● WHAT YOU NEED TO DO: The expected answer is the data below, printed verbatim without its pictures.

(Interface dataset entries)
● ● ● ● ● ● ●

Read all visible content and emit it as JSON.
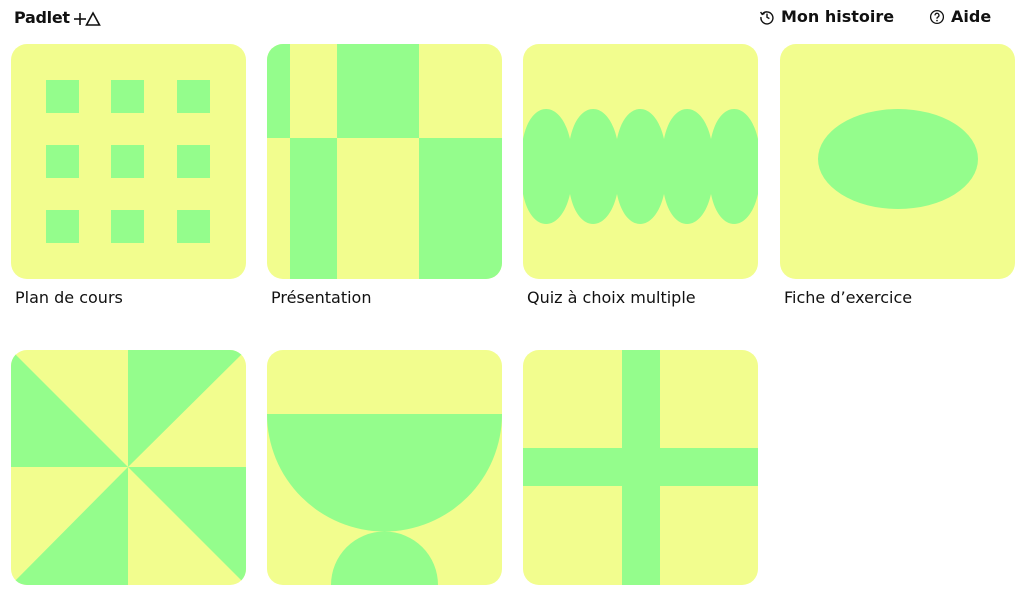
{
  "header": {
    "brand": "Padlet",
    "history_label": "Mon histoire",
    "help_label": "Aide",
    "icons": {
      "brand_logo": "plus-triangle-icon",
      "history": "history-clock-icon",
      "help": "help-circle-icon"
    }
  },
  "colors": {
    "background": "#ffffff",
    "tile_yellow": "#f2fd8e",
    "tile_green": "#94fd8c",
    "text": "#111111"
  },
  "templates": [
    {
      "label": "Plan de cours",
      "pattern": "grid-squares"
    },
    {
      "label": "Présentation",
      "pattern": "stripes-blocks"
    },
    {
      "label": "Quiz à choix multiple",
      "pattern": "wave-band"
    },
    {
      "label": "Fiche d’exercice",
      "pattern": "ellipse"
    },
    {
      "label": "",
      "pattern": "pinwheel"
    },
    {
      "label": "",
      "pattern": "chalice"
    },
    {
      "label": "",
      "pattern": "cross"
    }
  ]
}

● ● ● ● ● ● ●

● ANSWER BELOW:
Read all visible content and emit it as JSON.
{
  "header": {
    "brand": "Padlet",
    "history_label": "Mon histoire",
    "help_label": "Aide",
    "icons": {
      "brand_logo": "plus-triangle-icon",
      "history": "history-clock-icon",
      "help": "help-circle-icon"
    }
  },
  "colors": {
    "background": "#ffffff",
    "tile_yellow": "#f2fd8e",
    "tile_green": "#94fd8c",
    "text": "#111111"
  },
  "templates": [
    {
      "label": "Plan de cours",
      "pattern": "grid-squares"
    },
    {
      "label": "Présentation",
      "pattern": "stripes-blocks"
    },
    {
      "label": "Quiz à choix multiple",
      "pattern": "wave-band"
    },
    {
      "label": "Fiche d’exercice",
      "pattern": "ellipse"
    },
    {
      "label": "",
      "pattern": "pinwheel"
    },
    {
      "label": "",
      "pattern": "chalice"
    },
    {
      "label": "",
      "pattern": "cross"
    }
  ]
}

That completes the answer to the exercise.